Customers are looking to generate more value from data by improving how they efficiently engage suppliers. “Organisations are increasingly looking at automating business processes and event-driven workflows that inform decision-makers when action must be taken such as if a supplier fails to deliver on time,” says Mercereau.
What customers want from the technology
Jan van Casteren, vice president EMEA of Flexport, says that his customers are mainly looking to close the gap between the purchase orders (POs) their ERP system generate and the actual shipments their freight forwarder is moving for them. “Especially when working with contract manufacturers, a lot of the PO communication is not automated or systems based,” he says. “In its most basic form, the buyer sends a PDF containing the PO to the factory.
“Closing that loop between raising a PO and actually knowing which goods are in transit allows a buyer to gain more control over their supply chain.”
But are customer’s looking for something different, to say, five or ten years ago?
“Absolutely,” says van Casteren. “The rise in the use of technology continues to drive innovation.
“Increasingly demanding users familiar with consumers want to use tools that are intuitive, fast and well designed.”

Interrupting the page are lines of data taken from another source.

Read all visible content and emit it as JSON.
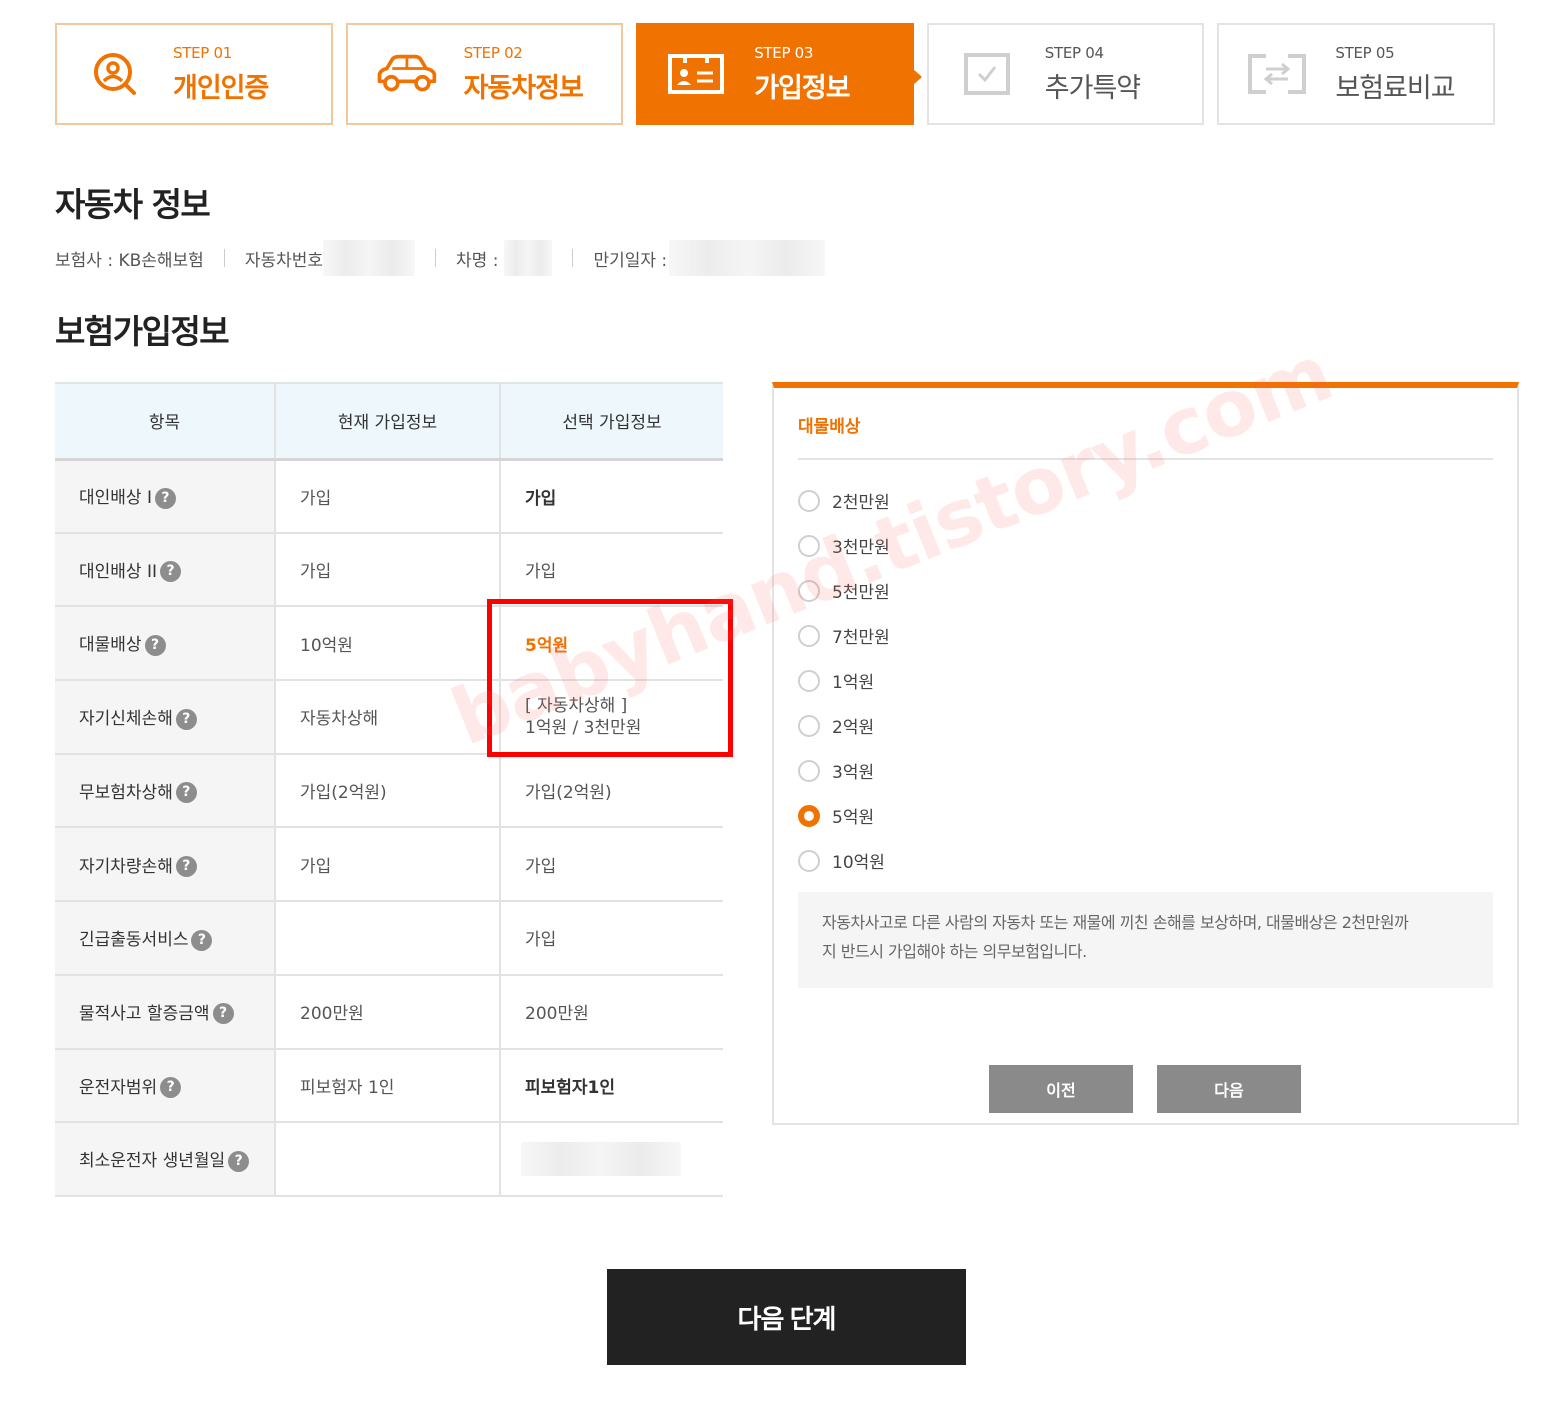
{
  "colors": {
    "accent": "#f07200",
    "header_bg": "#eef8fc",
    "red_box": "#ff0000"
  },
  "steps": [
    {
      "num": "STEP 01",
      "label": "개인인증",
      "icon": "user-search-icon",
      "state": "done"
    },
    {
      "num": "STEP 02",
      "label": "자동차정보",
      "icon": "car-icon",
      "state": "done"
    },
    {
      "num": "STEP 03",
      "label": "가입정보",
      "icon": "id-card-icon",
      "state": "active"
    },
    {
      "num": "STEP 04",
      "label": "추가특약",
      "icon": "checkbox-icon",
      "state": "inactive"
    },
    {
      "num": "STEP 05",
      "label": "보험료비교",
      "icon": "compare-icon",
      "state": "inactive"
    }
  ],
  "car_section": {
    "title": "자동차 정보",
    "insurer": "보험사 : KB손해보험",
    "plate_label": "자동차번호",
    "name_label": "차명 :",
    "expiry_label": "만기일자 :"
  },
  "insurance_section": {
    "title": "보험가입정보"
  },
  "table": {
    "headers": [
      "항목",
      "현재 가입정보",
      "선택 가입정보"
    ],
    "rows": [
      {
        "item": "대인배상 I",
        "current": "가입",
        "selected": "가입"
      },
      {
        "item": "대인배상 II",
        "current": "가입",
        "selected": "가입"
      },
      {
        "item": "대물배상",
        "current": "10억원",
        "selected": "5억원"
      },
      {
        "item": "자기신체손해",
        "current": "자동차상해",
        "selected_line1": "[ 자동차상해 ]",
        "selected_line2": "1억원 / 3천만원"
      },
      {
        "item": "무보험차상해",
        "current": "가입(2억원)",
        "selected": "가입(2억원)"
      },
      {
        "item": "자기차량손해",
        "current": "가입",
        "selected": "가입"
      },
      {
        "item": "긴급출동서비스",
        "current": "",
        "selected": "가입"
      },
      {
        "item": "물적사고 할증금액",
        "current": "200만원",
        "selected": "200만원"
      },
      {
        "item": "운전자범위",
        "current": "피보험자 1인",
        "selected": "피보험자1인"
      },
      {
        "item": "최소운전자 생년월일",
        "current": "",
        "selected": ""
      }
    ],
    "help_glyph": "?"
  },
  "panel": {
    "title": "대물배상",
    "options": [
      "2천만원",
      "3천만원",
      "5천만원",
      "7천만원",
      "1억원",
      "2억원",
      "3억원",
      "5억원",
      "10억원"
    ],
    "selected_index": 7,
    "description_line1": "자동차사고로 다른 사람의 자동차 또는 재물에 끼친 손해를 보상하며, 대물배상은 2천만원까",
    "description_line2": "지 반드시 가입해야 하는 의무보험입니다.",
    "prev_label": "이전",
    "next_label": "다음"
  },
  "next_step_label": "다음 단계",
  "watermark": "babyhand.tistory.com"
}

According to him, user interface and experience has become increasingly important, while MS DOS interfaces are no longer accepted.
“Customers don’t just want a record of details about the order but software that helps the users complete the work to move an order forward, not just a record of details about an order, “he says. “Local installation is no longer necessary – customers want tools that are cloud based and can be used on mobile. They also don’t want to use systems that are still reliant on faxes or snail mail – this is a huge turn off for customers.”
As well as this, systems need to be more outward looking. This means fostering collaboration, and acting as platforms, rather than being locally focused.
“ The should offer real-time visibility and status snapshots as a whole to allow for efficient uses of working capital,” adds van Casteren.
Tavleen Kaur, research manager at The Smart Cube, says that systems used to be solely focused on cost and tended to be very transactional. “Now companies are looking for more value creation, and for systems to be embedded into their service models – for example business service centres/integrated service centres, using integrated systems as well,” she says.
The role of EDI
Stefan Köhler of electronic data interchange (EDI) company Data Interchange, says that the technology enables companies to unlock great benefits and accurate, timely information across supply chains.
“Suppliers are facing increasingly complex demands to comply with different electronic trading requirements, which can create large costs,” says Köhler. “However, some SMEs have never used EDI technology and have instead relied on the labour-intensive and error-prone processes of faxing or emailing documents and re-keying orders into their systems.”
He says that these businesses fear the complexity of dealing with new protocol and technologies used by their customers, as it may result in big costs in fulfilling their disparate needs. But according to Köhler a big concern from cross-sector suppliers is demand forecast.
“Often, suppliers do not receive a forecast beyond the day’s firm orders, or the information that is received is not granular enough to be useful,” he says. “EDI allows demand data to be shared, streamlining business processes and cascading visibility down the supply chain tiers.
“There are tangible benefits to be realised, which include greater assurance of inventory and improved track and trace, leading to greater end-to-end efficiency and an overall reduction in working capital.”
He identifies improving cash flow for the supplier as one of the key functionalities of an effective supplier relationship management system.
“Automation and checks across the purchase-to-pay process supports better flow by eliminating errors and inconsistencies between purchase orders, advanced shipment notices (ASNs) and invoices/credit notes,” says Köhler. “Barriers to fast reconciliation of invoices are reduced and assurances of on-time payments can be made.”